ASSIGNMENT: Sift the listing for lines that hold the string "County" and pull them out.

RECORDS SUPPLIED:
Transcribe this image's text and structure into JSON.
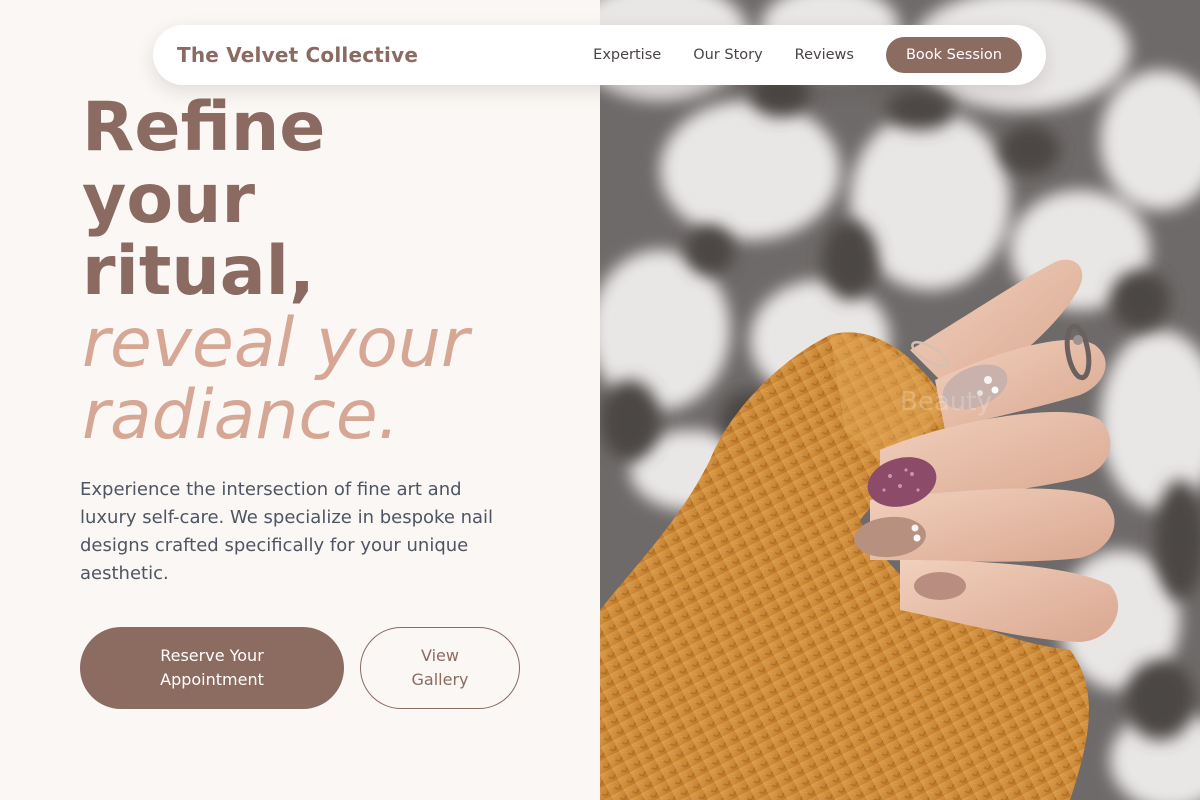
{
  "brand": {
    "name": "The Velvet Collective"
  },
  "nav": {
    "links": [
      "Expertise",
      "Our Story",
      "Reviews"
    ],
    "cta": "Book Session"
  },
  "hero": {
    "headline_lines": [
      "Refine",
      "your",
      "ritual,"
    ],
    "headline_accent_lines": [
      "reveal your",
      "radiance."
    ],
    "intro": "Experience the intersection of fine art and luxury self-care. We specialize in bespoke nail designs crafted specifically for your unique aesthetic.",
    "primary_button": "Reserve Your Appointment",
    "secondary_button": "View Gallery",
    "image_watermark": "Beauty"
  },
  "colors": {
    "brand": "#8b6b61",
    "accent": "#d6a795",
    "background": "#faf7f4",
    "body_text": "#4e5563",
    "button": "#8c6b61"
  }
}
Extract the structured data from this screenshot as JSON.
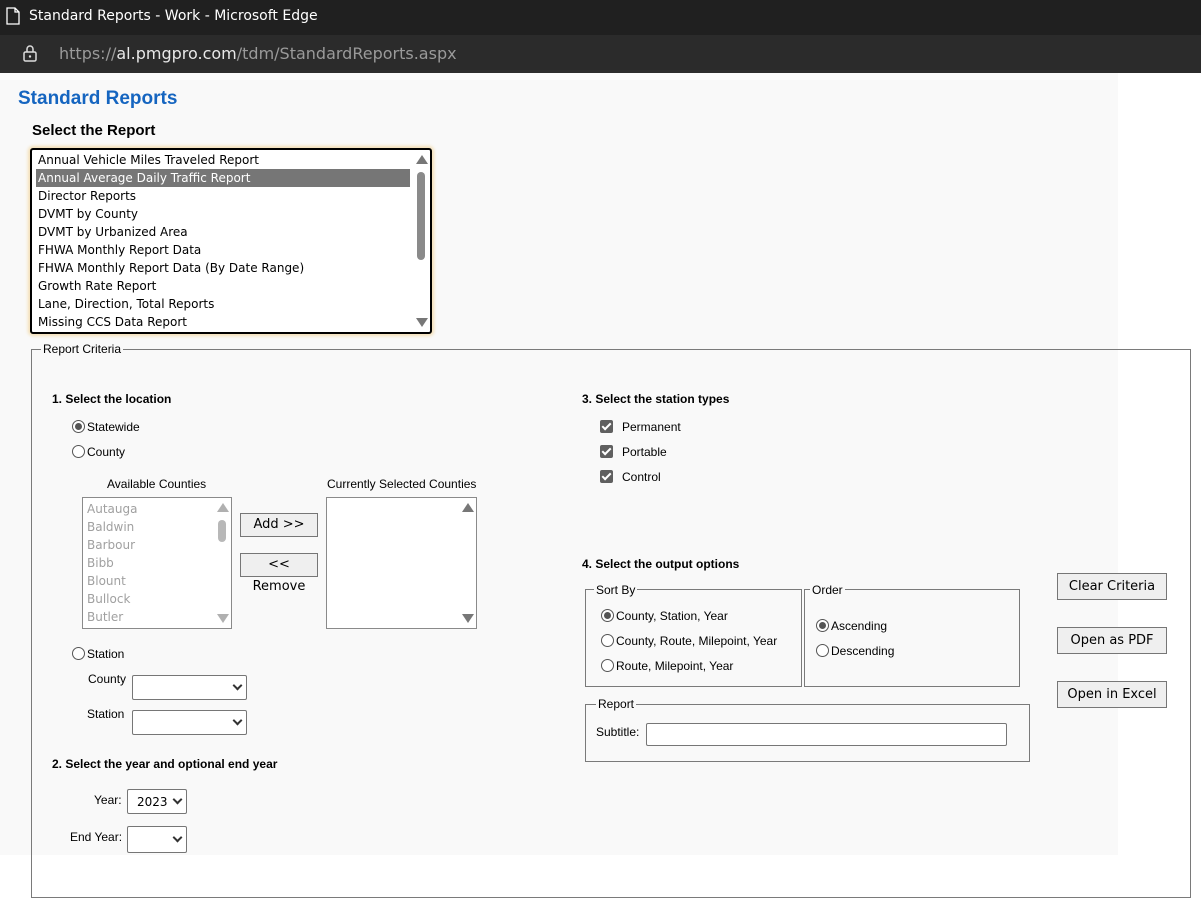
{
  "browser": {
    "window_title": "Standard Reports - Work - Microsoft Edge",
    "url_prefix": "https://",
    "url_host": "al.pmgpro.com",
    "url_path": "/tdm/StandardReports.aspx"
  },
  "page": {
    "title": "Standard Reports",
    "select_report_heading": "Select the Report",
    "reports": [
      "Annual Vehicle Miles Traveled Report",
      "Annual Average Daily Traffic Report",
      "Director Reports",
      "DVMT by County",
      "DVMT by Urbanized Area",
      "FHWA Monthly Report Data",
      "FHWA Monthly Report Data (By Date Range)",
      "Growth Rate Report",
      "Lane, Direction, Total Reports",
      "Missing CCS Data Report"
    ],
    "selected_report": "Annual Average Daily Traffic Report"
  },
  "criteria": {
    "legend": "Report Criteria",
    "location": {
      "heading": "1. Select the location",
      "statewide_label": "Statewide",
      "county_label": "County",
      "station_label": "Station",
      "selected": "Statewide",
      "available_heading": "Available Counties",
      "selected_heading": "Currently Selected Counties",
      "available_counties": [
        "Autauga",
        "Baldwin",
        "Barbour",
        "Bibb",
        "Blount",
        "Bullock",
        "Butler"
      ],
      "add_button": "Add >>",
      "remove_button": "<< Remove",
      "station_county_label": "County",
      "station_station_label": "Station"
    },
    "year": {
      "heading": "2. Select the year and optional end year",
      "year_label": "Year:",
      "year_value": "2023",
      "end_year_label": "End Year:"
    },
    "station_types": {
      "heading": "3. Select the station types",
      "permanent": "Permanent",
      "portable": "Portable",
      "control": "Control"
    },
    "output": {
      "heading": "4. Select the output options",
      "sort_by_legend": "Sort By",
      "sort_options": [
        "County, Station, Year",
        "County, Route, Milepoint, Year",
        "Route, Milepoint, Year"
      ],
      "order_legend": "Order",
      "order_options": [
        "Ascending",
        "Descending"
      ],
      "report_legend": "Report",
      "subtitle_label": "Subtitle:"
    },
    "buttons": {
      "clear": "Clear Criteria",
      "pdf": "Open as PDF",
      "excel": "Open in Excel"
    }
  }
}
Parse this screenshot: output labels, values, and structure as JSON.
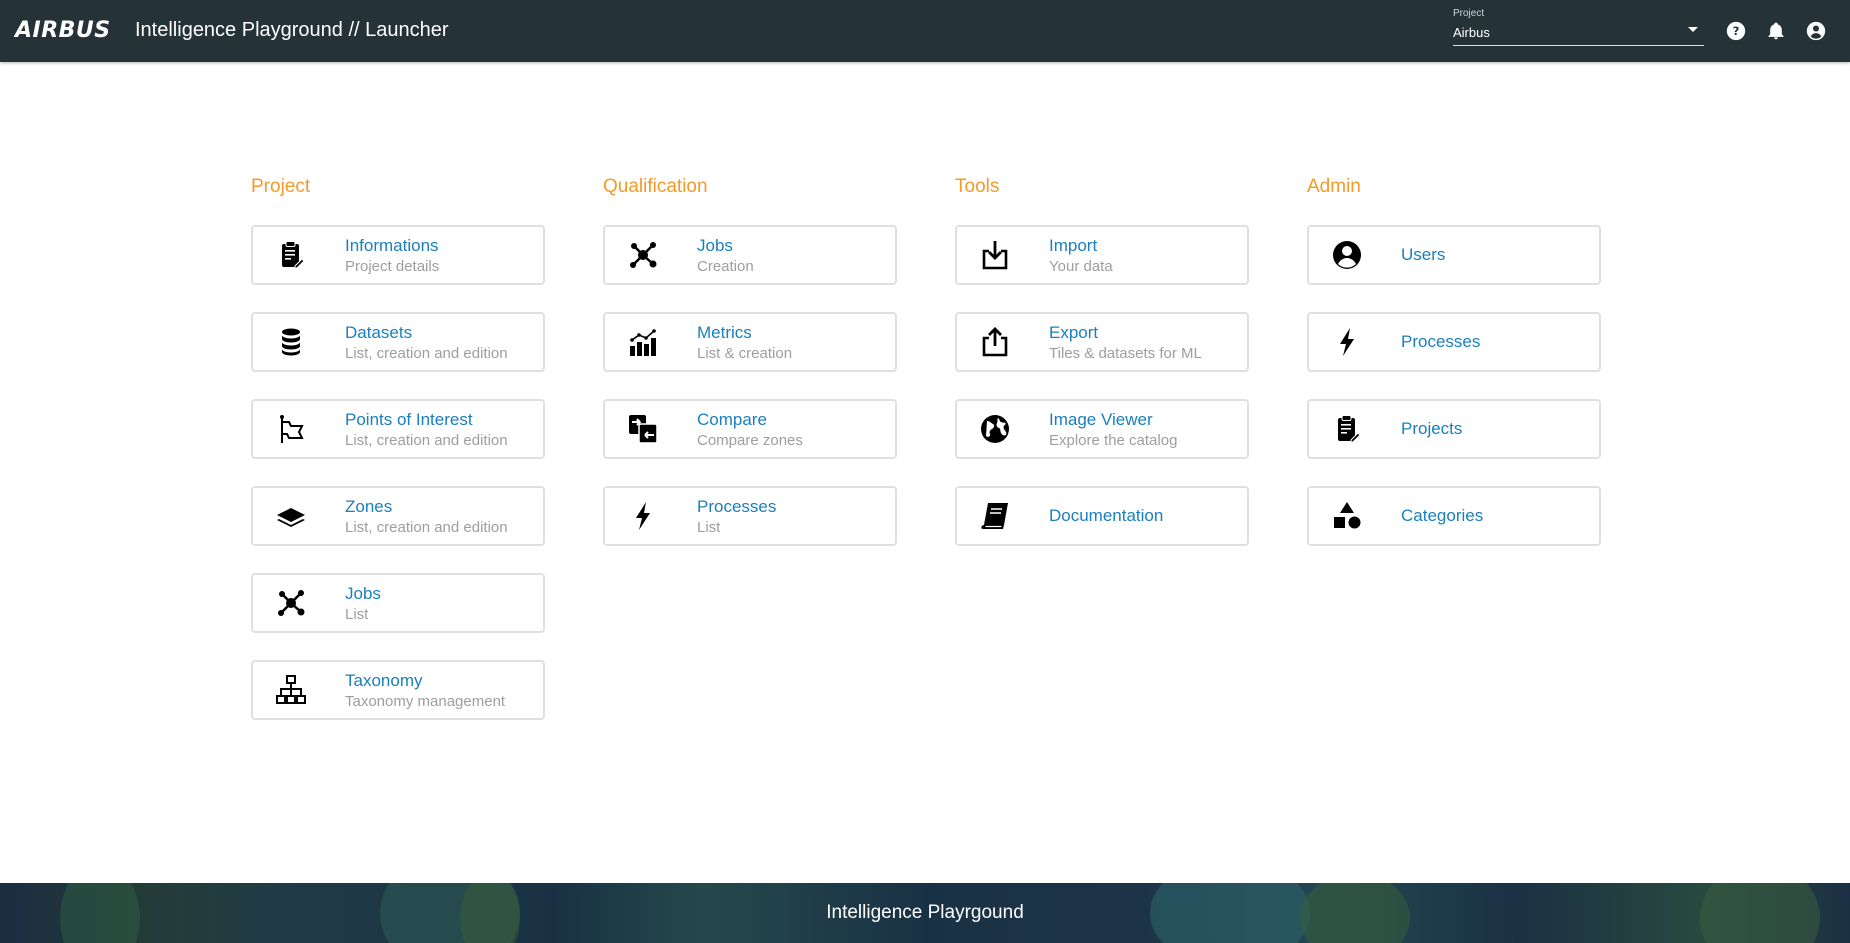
{
  "header": {
    "logo": "AIRBUS",
    "title": "Intelligence Playground // Launcher",
    "project_label": "Project",
    "project_value": "Airbus",
    "icons": [
      "help-icon",
      "bell-icon",
      "account-icon"
    ]
  },
  "columns": [
    {
      "title": "Project",
      "cards": [
        {
          "icon": "clipboard-icon",
          "title": "Informations",
          "sub": "Project details"
        },
        {
          "icon": "database-icon",
          "title": "Datasets",
          "sub": "List, creation and edition"
        },
        {
          "icon": "flag-icon",
          "title": "Points of Interest",
          "sub": "List, creation and edition"
        },
        {
          "icon": "layers-icon",
          "title": "Zones",
          "sub": "List, creation and edition"
        },
        {
          "icon": "network-icon",
          "title": "Jobs",
          "sub": "List"
        },
        {
          "icon": "sitemap-icon",
          "title": "Taxonomy",
          "sub": "Taxonomy management"
        }
      ]
    },
    {
      "title": "Qualification",
      "cards": [
        {
          "icon": "network-icon",
          "title": "Jobs",
          "sub": "Creation"
        },
        {
          "icon": "chart-icon",
          "title": "Metrics",
          "sub": "List & creation"
        },
        {
          "icon": "compare-icon",
          "title": "Compare",
          "sub": "Compare zones"
        },
        {
          "icon": "bolt-icon",
          "title": "Processes",
          "sub": "List"
        }
      ]
    },
    {
      "title": "Tools",
      "cards": [
        {
          "icon": "import-icon",
          "title": "Import",
          "sub": "Your data"
        },
        {
          "icon": "export-icon",
          "title": "Export",
          "sub": "Tiles & datasets for ML"
        },
        {
          "icon": "globe-icon",
          "title": "Image Viewer",
          "sub": "Explore the catalog"
        },
        {
          "icon": "book-icon",
          "title": "Documentation",
          "sub": ""
        }
      ]
    },
    {
      "title": "Admin",
      "cards": [
        {
          "icon": "user-icon",
          "title": "Users",
          "sub": ""
        },
        {
          "icon": "bolt-icon",
          "title": "Processes",
          "sub": ""
        },
        {
          "icon": "clipboard-icon",
          "title": "Projects",
          "sub": ""
        },
        {
          "icon": "shapes-icon",
          "title": "Categories",
          "sub": ""
        }
      ]
    }
  ],
  "footer": {
    "text": "Intelligence Playrgound"
  }
}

TASK RESPONSE:
      "DVMT by County",
      "county_label": "County",
      "station_county_label": "County",
        "County, Station, Year",
        "County, Route, Milepoint, Year",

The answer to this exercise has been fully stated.